Directions:
Could every line below be written out exactly as it appears?

Working data:
..........
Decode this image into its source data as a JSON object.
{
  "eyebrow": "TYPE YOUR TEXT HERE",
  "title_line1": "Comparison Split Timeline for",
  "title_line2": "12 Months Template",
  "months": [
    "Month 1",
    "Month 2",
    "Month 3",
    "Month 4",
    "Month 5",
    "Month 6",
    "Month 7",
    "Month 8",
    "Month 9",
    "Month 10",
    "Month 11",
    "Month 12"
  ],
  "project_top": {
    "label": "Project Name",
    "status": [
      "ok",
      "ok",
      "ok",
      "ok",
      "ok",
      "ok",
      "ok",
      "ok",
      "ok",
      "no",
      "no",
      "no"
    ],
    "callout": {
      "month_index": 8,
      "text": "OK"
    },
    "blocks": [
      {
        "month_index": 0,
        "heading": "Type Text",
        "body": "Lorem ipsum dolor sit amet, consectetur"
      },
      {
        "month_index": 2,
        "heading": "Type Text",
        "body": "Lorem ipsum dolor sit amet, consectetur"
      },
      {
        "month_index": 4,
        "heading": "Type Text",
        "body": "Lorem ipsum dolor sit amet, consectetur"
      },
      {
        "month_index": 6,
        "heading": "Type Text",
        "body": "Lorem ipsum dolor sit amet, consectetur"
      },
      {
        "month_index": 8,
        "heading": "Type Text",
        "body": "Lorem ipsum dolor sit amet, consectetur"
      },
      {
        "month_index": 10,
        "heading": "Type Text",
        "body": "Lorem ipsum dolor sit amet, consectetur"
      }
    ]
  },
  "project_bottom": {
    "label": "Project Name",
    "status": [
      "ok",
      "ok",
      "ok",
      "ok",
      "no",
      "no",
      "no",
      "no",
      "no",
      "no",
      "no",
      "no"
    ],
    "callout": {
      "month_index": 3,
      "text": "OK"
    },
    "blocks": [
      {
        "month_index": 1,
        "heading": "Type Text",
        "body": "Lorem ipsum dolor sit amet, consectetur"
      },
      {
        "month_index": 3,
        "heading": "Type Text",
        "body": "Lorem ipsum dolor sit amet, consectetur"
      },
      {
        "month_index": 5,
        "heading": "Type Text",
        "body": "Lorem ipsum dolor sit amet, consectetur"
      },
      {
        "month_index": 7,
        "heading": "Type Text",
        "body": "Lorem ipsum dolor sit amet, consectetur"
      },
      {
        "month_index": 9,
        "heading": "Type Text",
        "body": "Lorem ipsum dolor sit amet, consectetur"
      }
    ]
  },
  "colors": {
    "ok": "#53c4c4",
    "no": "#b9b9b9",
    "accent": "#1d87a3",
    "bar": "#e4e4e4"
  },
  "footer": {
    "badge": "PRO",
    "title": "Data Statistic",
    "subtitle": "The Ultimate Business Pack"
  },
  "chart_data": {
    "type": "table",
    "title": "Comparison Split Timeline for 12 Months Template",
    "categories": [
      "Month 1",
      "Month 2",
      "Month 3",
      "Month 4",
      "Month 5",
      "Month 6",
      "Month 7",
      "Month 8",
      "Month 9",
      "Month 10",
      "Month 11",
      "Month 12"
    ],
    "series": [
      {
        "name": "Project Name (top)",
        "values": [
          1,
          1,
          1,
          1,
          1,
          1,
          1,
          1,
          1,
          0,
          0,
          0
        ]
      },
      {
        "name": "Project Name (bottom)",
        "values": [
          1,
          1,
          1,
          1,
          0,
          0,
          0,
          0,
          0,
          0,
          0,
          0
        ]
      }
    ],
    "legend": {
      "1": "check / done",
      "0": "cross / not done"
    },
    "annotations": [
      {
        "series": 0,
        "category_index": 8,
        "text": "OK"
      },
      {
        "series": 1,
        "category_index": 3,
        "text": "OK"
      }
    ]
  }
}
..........
Result for this exercise:
Decode this image into its source data as a JSON object.
{
  "eyebrow": "TYPE YOUR TEXT HERE",
  "title_line1": "Comparison Split Timeline for",
  "title_line2": "12 Months Template",
  "months": [
    "Month 1",
    "Month 2",
    "Month 3",
    "Month 4",
    "Month 5",
    "Month 6",
    "Month 7",
    "Month 8",
    "Month 9",
    "Month 10",
    "Month 11",
    "Month 12"
  ],
  "project_top": {
    "label": "Project Name",
    "status": [
      "ok",
      "ok",
      "ok",
      "ok",
      "ok",
      "ok",
      "ok",
      "ok",
      "ok",
      "no",
      "no",
      "no"
    ],
    "callout": {
      "month_index": 8,
      "text": "OK"
    },
    "blocks": [
      {
        "month_index": 0,
        "heading": "Type Text",
        "body": "Lorem ipsum dolor sit amet, consectetur"
      },
      {
        "month_index": 2,
        "heading": "Type Text",
        "body": "Lorem ipsum dolor sit amet, consectetur"
      },
      {
        "month_index": 4,
        "heading": "Type Text",
        "body": "Lorem ipsum dolor sit amet, consectetur"
      },
      {
        "month_index": 6,
        "heading": "Type Text",
        "body": "Lorem ipsum dolor sit amet, consectetur"
      },
      {
        "month_index": 8,
        "heading": "Type Text",
        "body": "Lorem ipsum dolor sit amet, consectetur"
      },
      {
        "month_index": 10,
        "heading": "Type Text",
        "body": "Lorem ipsum dolor sit amet, consectetur"
      }
    ]
  },
  "project_bottom": {
    "label": "Project Name",
    "status": [
      "ok",
      "ok",
      "ok",
      "ok",
      "no",
      "no",
      "no",
      "no",
      "no",
      "no",
      "no",
      "no"
    ],
    "callout": {
      "month_index": 3,
      "text": "OK"
    },
    "blocks": [
      {
        "month_index": 1,
        "heading": "Type Text",
        "body": "Lorem ipsum dolor sit amet, consectetur"
      },
      {
        "month_index": 3,
        "heading": "Type Text",
        "body": "Lorem ipsum dolor sit amet, consectetur"
      },
      {
        "month_index": 5,
        "heading": "Type Text",
        "body": "Lorem ipsum dolor sit amet, consectetur"
      },
      {
        "month_index": 7,
        "heading": "Type Text",
        "body": "Lorem ipsum dolor sit amet, consectetur"
      },
      {
        "month_index": 9,
        "heading": "Type Text",
        "body": "Lorem ipsum dolor sit amet, consectetur"
      }
    ]
  },
  "colors": {
    "ok": "#53c4c4",
    "no": "#b9b9b9",
    "accent": "#1d87a3",
    "bar": "#e4e4e4"
  },
  "footer": {
    "badge": "PRO",
    "title": "Data Statistic",
    "subtitle": "The Ultimate Business Pack"
  },
  "chart_data": {
    "type": "table",
    "title": "Comparison Split Timeline for 12 Months Template",
    "categories": [
      "Month 1",
      "Month 2",
      "Month 3",
      "Month 4",
      "Month 5",
      "Month 6",
      "Month 7",
      "Month 8",
      "Month 9",
      "Month 10",
      "Month 11",
      "Month 12"
    ],
    "series": [
      {
        "name": "Project Name (top)",
        "values": [
          1,
          1,
          1,
          1,
          1,
          1,
          1,
          1,
          1,
          0,
          0,
          0
        ]
      },
      {
        "name": "Project Name (bottom)",
        "values": [
          1,
          1,
          1,
          1,
          0,
          0,
          0,
          0,
          0,
          0,
          0,
          0
        ]
      }
    ],
    "legend": {
      "1": "check / done",
      "0": "cross / not done"
    },
    "annotations": [
      {
        "series": 0,
        "category_index": 8,
        "text": "OK"
      },
      {
        "series": 1,
        "category_index": 3,
        "text": "OK"
      }
    ]
  }
}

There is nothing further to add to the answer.